The freelancer witnessed the scene, which took place at 11 a.m. on Tuesday and lasted roughly 10 minutes.“The woman was issued with a fine and left the beach a few minutes later. That is all the photographer was able to see.
Speculation that the officers could have been set up was fueled by the fact that the photographer’s name was not released, but the incident took place the same day that a French journalist, Mathilde Cusin, witnessed something worse: a woman in Cannes being fined by the police and harassed by on-lookers. That woman, a 34-year-old mother who gave her first name as Siam, told Agence France-Presse that she was given a ticket for sitting on the beach with her family, wearing a headscarf and leggings. “I had no intention of swimming,” she said. In an interview with Le Nouvel Observateur, the woman said that she was baffled at first by the police officers who told her that beach-goers were obliged to “dress properly” according to a new ordinance. When she asked the officers what that meant she was told that she could only stay on the beach if she agreed to wrap her scarf into a headband. Siam told the magazine:

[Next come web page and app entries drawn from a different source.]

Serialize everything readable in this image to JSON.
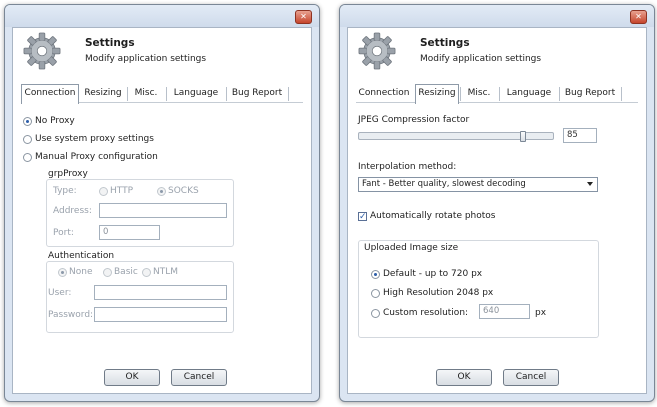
{
  "header": {
    "title": "Settings",
    "subtitle": "Modify application settings"
  },
  "tabs": [
    "Connection",
    "Resizing",
    "Misc.",
    "Language",
    "Bug Report"
  ],
  "close_glyph": "✕",
  "connection": {
    "no_proxy": "No Proxy",
    "system_proxy": "Use system proxy settings",
    "manual_proxy": "Manual Proxy configuration",
    "selected": "No Proxy",
    "grp_proxy": {
      "title": "grpProxy",
      "type_label": "Type:",
      "http": "HTTP",
      "socks": "SOCKS",
      "type_selected": "SOCKS",
      "address_label": "Address:",
      "address_value": "",
      "port_label": "Port:",
      "port_value": "0"
    },
    "authentication": {
      "title": "Authentication",
      "none": "None",
      "basic": "Basic",
      "ntlm": "NTLM",
      "selected": "None",
      "user_label": "User:",
      "user_value": "",
      "password_label": "Password:",
      "password_value": ""
    }
  },
  "resizing": {
    "jpeg_label": "JPEG Compression factor",
    "jpeg_value": "85",
    "jpeg_slider_fraction": 0.85,
    "interp_label": "Interpolation method:",
    "interp_value": "Fant - Better quality, slowest decoding",
    "auto_rotate": "Automatically rotate photos",
    "auto_rotate_checked": true,
    "upload_group": "Uploaded Image size",
    "opt_default": "Default - up to 720 px",
    "opt_high": "High Resolution 2048 px",
    "opt_custom": "Custom resolution:",
    "custom_value": "640",
    "custom_unit": "px",
    "selected": "Default - up to 720 px"
  },
  "buttons": {
    "ok": "OK",
    "cancel": "Cancel"
  },
  "colors": {
    "accent": "#2d5ea9",
    "close": "#c6452c"
  }
}
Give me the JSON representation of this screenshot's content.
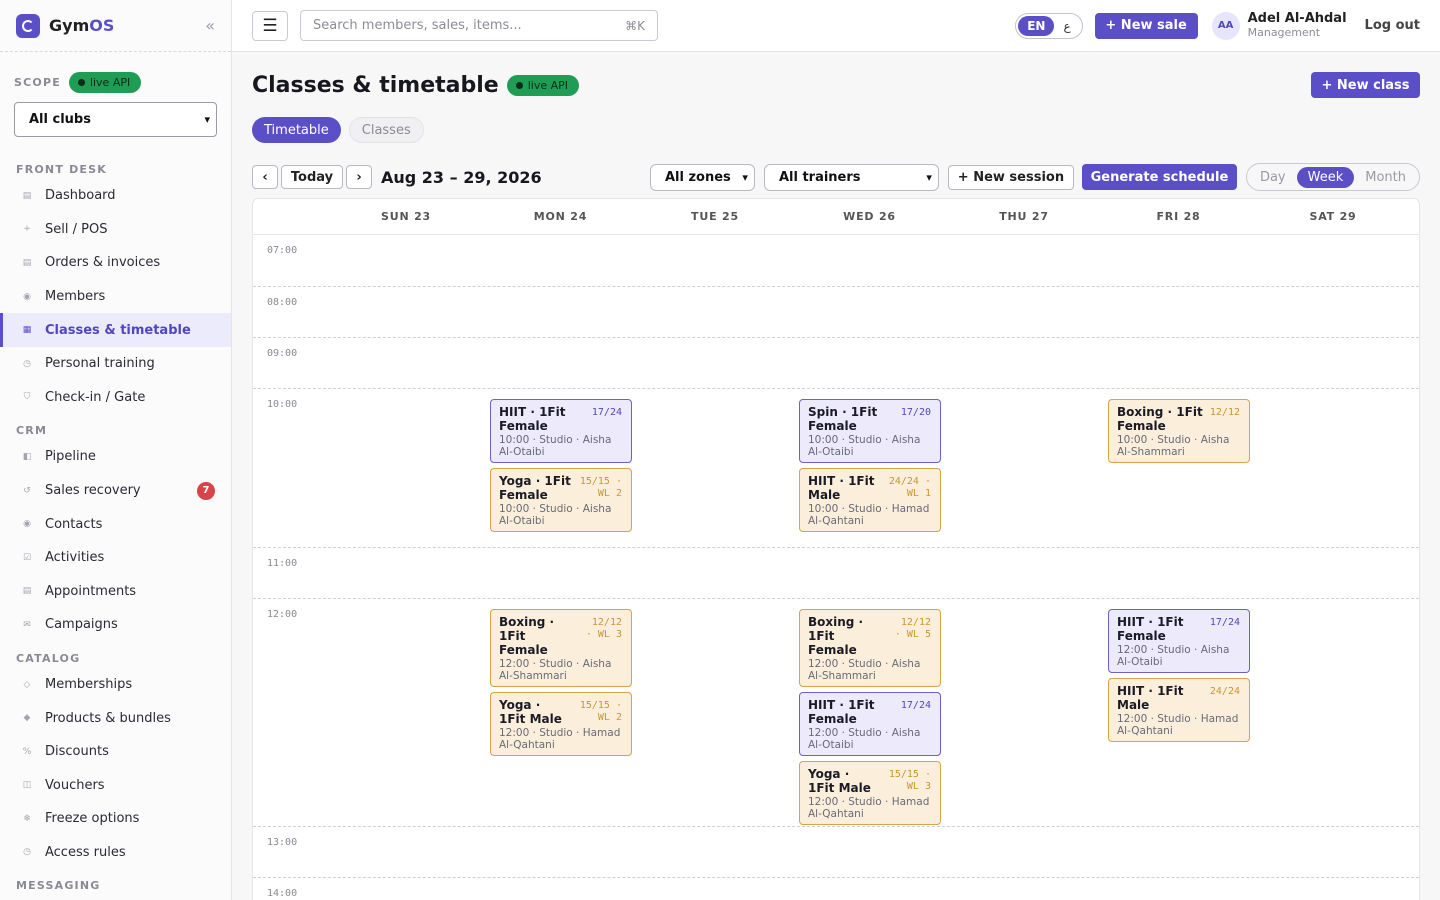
{
  "app": {
    "name_part1": "Gym",
    "name_part2": "OS"
  },
  "sidebar": {
    "scope_label": "SCOPE",
    "live_badge": "live API",
    "club_select": "All clubs",
    "groups": [
      {
        "label": "FRONT DESK",
        "items": [
          {
            "label": "Dashboard",
            "icon": "▤"
          },
          {
            "label": "Sell / POS",
            "icon": "+"
          },
          {
            "label": "Orders & invoices",
            "icon": "▤"
          },
          {
            "label": "Members",
            "icon": "◉"
          },
          {
            "label": "Classes & timetable",
            "icon": "▦",
            "active": true
          },
          {
            "label": "Personal training",
            "icon": "◷"
          },
          {
            "label": "Check-in / Gate",
            "icon": "⛉"
          }
        ]
      },
      {
        "label": "CRM",
        "items": [
          {
            "label": "Pipeline",
            "icon": "◧"
          },
          {
            "label": "Sales recovery",
            "icon": "↺",
            "badge": "7"
          },
          {
            "label": "Contacts",
            "icon": "◉"
          },
          {
            "label": "Activities",
            "icon": "☑"
          },
          {
            "label": "Appointments",
            "icon": "▤"
          },
          {
            "label": "Campaigns",
            "icon": "✉"
          }
        ]
      },
      {
        "label": "CATALOG",
        "items": [
          {
            "label": "Memberships",
            "icon": "◇"
          },
          {
            "label": "Products & bundles",
            "icon": "◆"
          },
          {
            "label": "Discounts",
            "icon": "%"
          },
          {
            "label": "Vouchers",
            "icon": "◫"
          },
          {
            "label": "Freeze options",
            "icon": "❄"
          },
          {
            "label": "Access rules",
            "icon": "◷"
          }
        ]
      },
      {
        "label": "MESSAGING",
        "items": []
      }
    ]
  },
  "topbar": {
    "search_placeholder": "Search members, sales, items...",
    "search_shortcut": "⌘K",
    "lang_active": "EN",
    "lang_other": "ع",
    "new_sale": "+ New sale",
    "user_initials": "AA",
    "user_name": "Adel Al-Ahdal",
    "user_role": "Management",
    "logout": "Log out"
  },
  "page": {
    "title": "Classes & timetable",
    "live_badge": "live API",
    "new_class": "+ New class",
    "tabs": [
      {
        "label": "Timetable",
        "active": true
      },
      {
        "label": "Classes",
        "active": false
      }
    ],
    "toolbar": {
      "prev": "‹",
      "today": "Today",
      "next": "›",
      "range": "Aug 23 – 29, 2026",
      "zones": "All zones",
      "trainers": "All trainers",
      "new_session": "+ New session",
      "generate": "Generate schedule",
      "views": [
        "Day",
        "Week",
        "Month"
      ],
      "active_view": "Week"
    }
  },
  "calendar": {
    "days": [
      "SUN 23",
      "MON 24",
      "TUE 25",
      "WED 26",
      "THU 27",
      "FRI 28",
      "SAT 29"
    ],
    "hours": [
      "07:00",
      "08:00",
      "09:00",
      "10:00",
      "11:00",
      "12:00",
      "13:00",
      "14:00"
    ],
    "events": [
      {
        "day": 1,
        "hour": "10:00",
        "slot": 0,
        "title": "HIIT · 1Fit Female",
        "capacity": "17/24",
        "meta": "10:00 · Studio · Aisha Al-Otaibi",
        "style": "violet"
      },
      {
        "day": 1,
        "hour": "10:00",
        "slot": 1,
        "title": "Yoga · 1Fit Female",
        "capacity": "15/15 · WL 2",
        "meta": "10:00 · Studio · Aisha Al-Otaibi",
        "style": "orange"
      },
      {
        "day": 3,
        "hour": "10:00",
        "slot": 0,
        "title": "Spin · 1Fit Female",
        "capacity": "17/20",
        "meta": "10:00 · Studio · Aisha Al-Otaibi",
        "style": "violet"
      },
      {
        "day": 3,
        "hour": "10:00",
        "slot": 1,
        "title": "HIIT · 1Fit Male",
        "capacity": "24/24 · WL 1",
        "meta": "10:00 · Studio · Hamad Al-Qahtani",
        "style": "orange"
      },
      {
        "day": 5,
        "hour": "10:00",
        "slot": 0,
        "title": "Boxing · 1Fit Female",
        "capacity": "12/12",
        "meta": "10:00 · Studio · Aisha Al-Shammari",
        "style": "orange"
      },
      {
        "day": 1,
        "hour": "12:00",
        "slot": 0,
        "title": "Boxing · 1Fit Female",
        "capacity": "12/12 · WL 3",
        "meta": "12:00 · Studio · Aisha Al-Shammari",
        "style": "orange"
      },
      {
        "day": 1,
        "hour": "12:00",
        "slot": 1,
        "title": "Yoga · 1Fit Male",
        "capacity": "15/15 · WL 2",
        "meta": "12:00 · Studio · Hamad Al-Qahtani",
        "style": "orange"
      },
      {
        "day": 3,
        "hour": "12:00",
        "slot": 0,
        "title": "Boxing · 1Fit Female",
        "capacity": "12/12 · WL 5",
        "meta": "12:00 · Studio · Aisha Al-Shammari",
        "style": "orange"
      },
      {
        "day": 3,
        "hour": "12:00",
        "slot": 1,
        "title": "HIIT · 1Fit Female",
        "capacity": "17/24",
        "meta": "12:00 · Studio · Aisha Al-Otaibi",
        "style": "violet"
      },
      {
        "day": 3,
        "hour": "12:00",
        "slot": 2,
        "title": "Yoga · 1Fit Male",
        "capacity": "15/15 · WL 3",
        "meta": "12:00 · Studio · Hamad Al-Qahtani",
        "style": "orange"
      },
      {
        "day": 5,
        "hour": "12:00",
        "slot": 0,
        "title": "HIIT · 1Fit Female",
        "capacity": "17/24",
        "meta": "12:00 · Studio · Aisha Al-Otaibi",
        "style": "violet"
      },
      {
        "day": 5,
        "hour": "12:00",
        "slot": 1,
        "title": "HIIT · 1Fit Male",
        "capacity": "24/24",
        "meta": "12:00 · Studio · Hamad Al-Qahtani",
        "style": "orange"
      }
    ]
  }
}
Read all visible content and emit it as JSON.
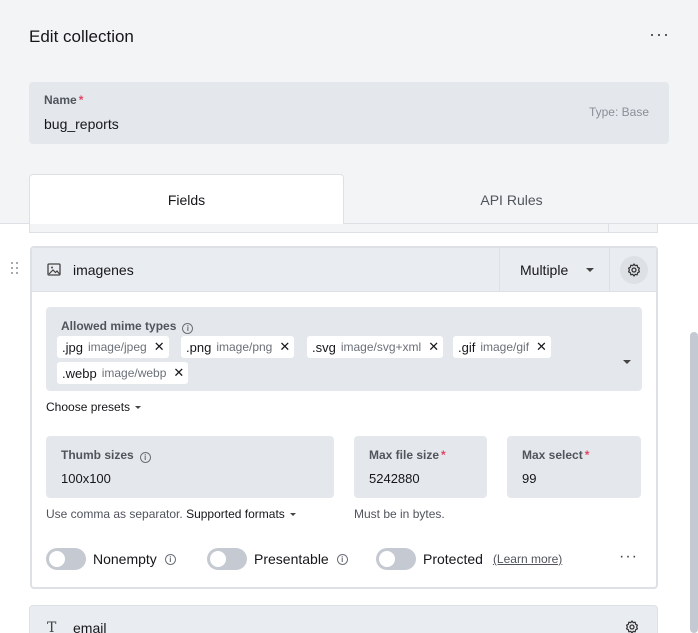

My children were crying, witnessing my humiliation. Even I could not help crying. They humiliated us.
During her standoff with the police, a crowd of onlookers gathered. Some of them defended the woman, arguing that she was causing no harm and was not even wearing a burkini. Others, however, taunted her with racist remarks. She said:
I was stunned. I heard things no one had ever said to my face, like ‘Go home!’
Siam, who was born to French parents in Toulouse, said that someone else added, “We are Catholics here!” Cusin told the magazine:
People demanded that she leave or remove her veil. It was pretty violent. I had the impression of watching a pack go after a woman sitting on the ground in tears with her little girl. What shocked me is that it was mostly people in their thirties, not the elderly as one might imagine.
Siam told Al Jazeera’s AJ+ later in a video interview:
In the country of human rights, I see no trace of the principles of liberty, equality and fraternity. I am outraged that this could happen in France. Today we are banned from the beach. Tomorrow it will be the street. We are women. We are adults. And if the headscarf is a personal choice, and if women want to wear it, why stop them?